As with all of our work, collaboration and partnering are paramount to ensuring the achievement of SSI’s objectives for the coming year. We continue to engage as part of the leadership group of the Getting To Zero Coalition’s Fuels and Technologies workstream, and we have become knowledge partners of the Blue Sky Maritime Coalition in North America as well as the UN Global Compact’s Ocean Stewardship Alliance. Through the Ship Recycling Transparency Initiative, we have also received funding from and worked closely with Engineering X, an international collaboration founded by the Royal Academy of Engineering and Lloyd’s Register Foundation.

I would like to thank all of SSI’s members and collaborators who consistently fly the flag for sustainability and support our work by providing necessary inputs and feedback reflecting their diverse viewpoints, stakeholder perspectives, and sustainability priorities. I would also like to thank the SSI Secretariat for their work in driving the research and consultation processes.

Looking forward to 2022 and beyond, SSI is now engaged in a strategy update process to review its objectives and better understand the rapidly changing landscape. However, our core remains the same, and we look forward to continued effort in driving action and raising awareness of sustainability issues across the maritime value chain, helping to connect the dots. As a maritime stakeholder, every one of us has a role to play in making a positive impact.

To learn more about sustainability in shipping and the role you can play, please review the Roadmap to a sustainable shipping industry.
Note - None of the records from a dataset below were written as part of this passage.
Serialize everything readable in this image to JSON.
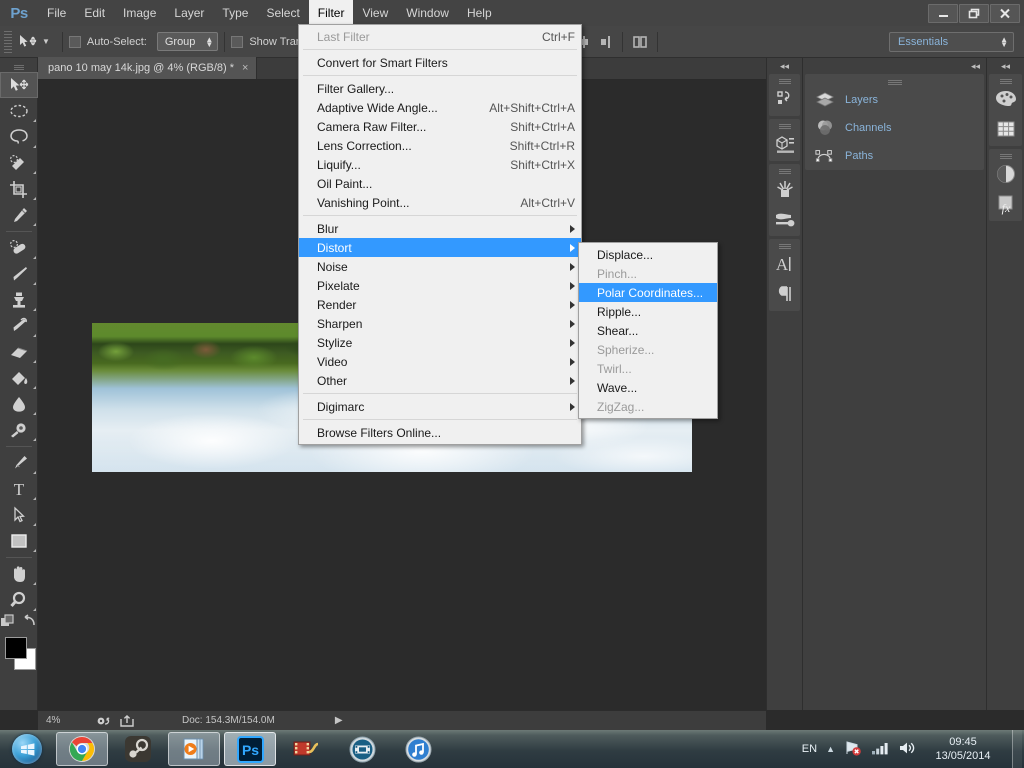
{
  "app": {
    "logo": "Ps",
    "menus": [
      "File",
      "Edit",
      "Image",
      "Layer",
      "Type",
      "Select",
      "Filter",
      "View",
      "Window",
      "Help"
    ],
    "active_menu": "Filter",
    "window_controls": [
      "minimize",
      "restore",
      "close"
    ]
  },
  "options_bar": {
    "tool_icon": "move-tool-icon",
    "auto_select_label": "Auto-Select:",
    "auto_select_value": "Group",
    "show_transform_label": "Show Tran",
    "workspace": "Essentials",
    "align_icons": [
      "align-top-edges-icon",
      "align-vertical-centers-icon",
      "align-bottom-edges-icon",
      "distribute-left-icon",
      "distribute-center-icon",
      "distribute-right-icon",
      "align-panel-icon"
    ]
  },
  "document": {
    "tab_title": "pano 10 may 14k.jpg @ 4% (RGB/8) *",
    "close_glyph": "×"
  },
  "toolbar": {
    "tools": [
      {
        "name": "move-tool",
        "icon": "move-tool-icon",
        "selected": true
      },
      {
        "name": "marquee-tool",
        "icon": "elliptical-marquee-icon",
        "selected": false
      },
      {
        "name": "lasso-tool",
        "icon": "lasso-icon",
        "selected": false
      },
      {
        "name": "quick-selection-tool",
        "icon": "quick-selection-icon",
        "selected": false
      },
      {
        "name": "crop-tool",
        "icon": "crop-icon",
        "selected": false
      },
      {
        "name": "eyedropper-tool",
        "icon": "eyedropper-icon",
        "selected": false
      },
      {
        "name": "healing-brush-tool",
        "icon": "spot-healing-icon",
        "selected": false
      },
      {
        "name": "brush-tool",
        "icon": "brush-icon",
        "selected": false
      },
      {
        "name": "clone-stamp-tool",
        "icon": "clone-stamp-icon",
        "selected": false
      },
      {
        "name": "history-brush-tool",
        "icon": "history-brush-icon",
        "selected": false
      },
      {
        "name": "eraser-tool",
        "icon": "eraser-icon",
        "selected": false
      },
      {
        "name": "gradient-tool",
        "icon": "gradient-bucket-icon",
        "selected": false
      },
      {
        "name": "blur-tool",
        "icon": "blur-drop-icon",
        "selected": false
      },
      {
        "name": "dodge-tool",
        "icon": "dodge-icon",
        "selected": false
      },
      {
        "name": "pen-tool",
        "icon": "pen-icon",
        "selected": false
      },
      {
        "name": "type-tool",
        "icon": "type-tool-icon",
        "selected": false
      },
      {
        "name": "path-selection-tool",
        "icon": "path-selection-icon",
        "selected": false
      },
      {
        "name": "rectangle-tool",
        "icon": "rectangle-shape-icon",
        "selected": false
      },
      {
        "name": "hand-tool",
        "icon": "hand-icon",
        "selected": false
      },
      {
        "name": "zoom-tool",
        "icon": "zoom-magnifier-icon",
        "selected": false
      }
    ],
    "foreground_color": "#000000",
    "background_color": "#ffffff"
  },
  "filter_menu": {
    "groups": [
      [
        {
          "label": "Last Filter",
          "accel": "Ctrl+F",
          "disabled": true,
          "submenu": false
        }
      ],
      [
        {
          "label": "Convert for Smart Filters",
          "accel": "",
          "disabled": false,
          "submenu": false
        }
      ],
      [
        {
          "label": "Filter Gallery...",
          "accel": "",
          "disabled": false,
          "submenu": false
        },
        {
          "label": "Adaptive Wide Angle...",
          "accel": "Alt+Shift+Ctrl+A",
          "disabled": false,
          "submenu": false
        },
        {
          "label": "Camera Raw Filter...",
          "accel": "Shift+Ctrl+A",
          "disabled": false,
          "submenu": false
        },
        {
          "label": "Lens Correction...",
          "accel": "Shift+Ctrl+R",
          "disabled": false,
          "submenu": false
        },
        {
          "label": "Liquify...",
          "accel": "Shift+Ctrl+X",
          "disabled": false,
          "submenu": false
        },
        {
          "label": "Oil Paint...",
          "accel": "",
          "disabled": false,
          "submenu": false
        },
        {
          "label": "Vanishing Point...",
          "accel": "Alt+Ctrl+V",
          "disabled": false,
          "submenu": false
        }
      ],
      [
        {
          "label": "Blur",
          "accel": "",
          "disabled": false,
          "submenu": true
        },
        {
          "label": "Distort",
          "accel": "",
          "disabled": false,
          "submenu": true,
          "highlighted": true
        },
        {
          "label": "Noise",
          "accel": "",
          "disabled": false,
          "submenu": true
        },
        {
          "label": "Pixelate",
          "accel": "",
          "disabled": false,
          "submenu": true
        },
        {
          "label": "Render",
          "accel": "",
          "disabled": false,
          "submenu": true
        },
        {
          "label": "Sharpen",
          "accel": "",
          "disabled": false,
          "submenu": true
        },
        {
          "label": "Stylize",
          "accel": "",
          "disabled": false,
          "submenu": true
        },
        {
          "label": "Video",
          "accel": "",
          "disabled": false,
          "submenu": true
        },
        {
          "label": "Other",
          "accel": "",
          "disabled": false,
          "submenu": true
        }
      ],
      [
        {
          "label": "Digimarc",
          "accel": "",
          "disabled": false,
          "submenu": true
        }
      ],
      [
        {
          "label": "Browse Filters Online...",
          "accel": "",
          "disabled": false,
          "submenu": false
        }
      ]
    ]
  },
  "distort_submenu": {
    "items": [
      {
        "label": "Displace...",
        "disabled": false,
        "highlighted": false
      },
      {
        "label": "Pinch...",
        "disabled": true,
        "highlighted": false
      },
      {
        "label": "Polar Coordinates...",
        "disabled": false,
        "highlighted": true
      },
      {
        "label": "Ripple...",
        "disabled": false,
        "highlighted": false
      },
      {
        "label": "Shear...",
        "disabled": false,
        "highlighted": false
      },
      {
        "label": "Spherize...",
        "disabled": true,
        "highlighted": false
      },
      {
        "label": "Twirl...",
        "disabled": true,
        "highlighted": false
      },
      {
        "label": "Wave...",
        "disabled": false,
        "highlighted": false
      },
      {
        "label": "ZigZag...",
        "disabled": true,
        "highlighted": false
      }
    ]
  },
  "status_bar": {
    "zoom": "4%",
    "doc_info": "Doc: 154.3M/154.0M",
    "icons": [
      "settings-icon",
      "share-icon",
      "expand-arrow-icon"
    ]
  },
  "panels": {
    "collapse_glyph": "◂◂",
    "rows": [
      {
        "label": "Layers",
        "icon": "layers-icon"
      },
      {
        "label": "Channels",
        "icon": "channels-icon"
      },
      {
        "label": "Paths",
        "icon": "paths-icon"
      }
    ],
    "icon_dock_left": [
      {
        "icon": "history-icon"
      },
      {
        "icon": "3d-icon"
      },
      {
        "icon": "brush-panel-icon"
      },
      {
        "icon": "brush-presets-icon"
      },
      {
        "icon": "character-icon"
      },
      {
        "icon": "paragraph-icon"
      }
    ],
    "icon_dock_right": [
      {
        "icon": "color-swatches-icon"
      },
      {
        "icon": "swatches-grid-icon"
      },
      {
        "icon": "adjustments-icon"
      },
      {
        "icon": "styles-fx-icon"
      }
    ]
  },
  "taskbar": {
    "start_label": "start-orb",
    "items": [
      {
        "name": "chrome",
        "state": "open"
      },
      {
        "name": "steam",
        "state": "idle"
      },
      {
        "name": "media-player",
        "state": "open"
      },
      {
        "name": "photoshop",
        "state": "active"
      },
      {
        "name": "video-editor",
        "state": "idle"
      },
      {
        "name": "movie-maker",
        "state": "idle"
      },
      {
        "name": "itunes",
        "state": "idle"
      }
    ],
    "tray": {
      "language": "EN",
      "network_status": "network-error-icon",
      "signal": "signal-bars-icon",
      "volume": "volume-icon",
      "time": "09:45",
      "date": "13/05/2014"
    }
  },
  "colors": {
    "menu_highlight": "#3399ff",
    "panel_text": "#8ab4da",
    "chrome_bg": "#3f3f3f",
    "menubar_bg": "#444444"
  }
}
Wishing all a good holiday season and a happy new year,

Guy Campbell
Sustainable Shipping Initiative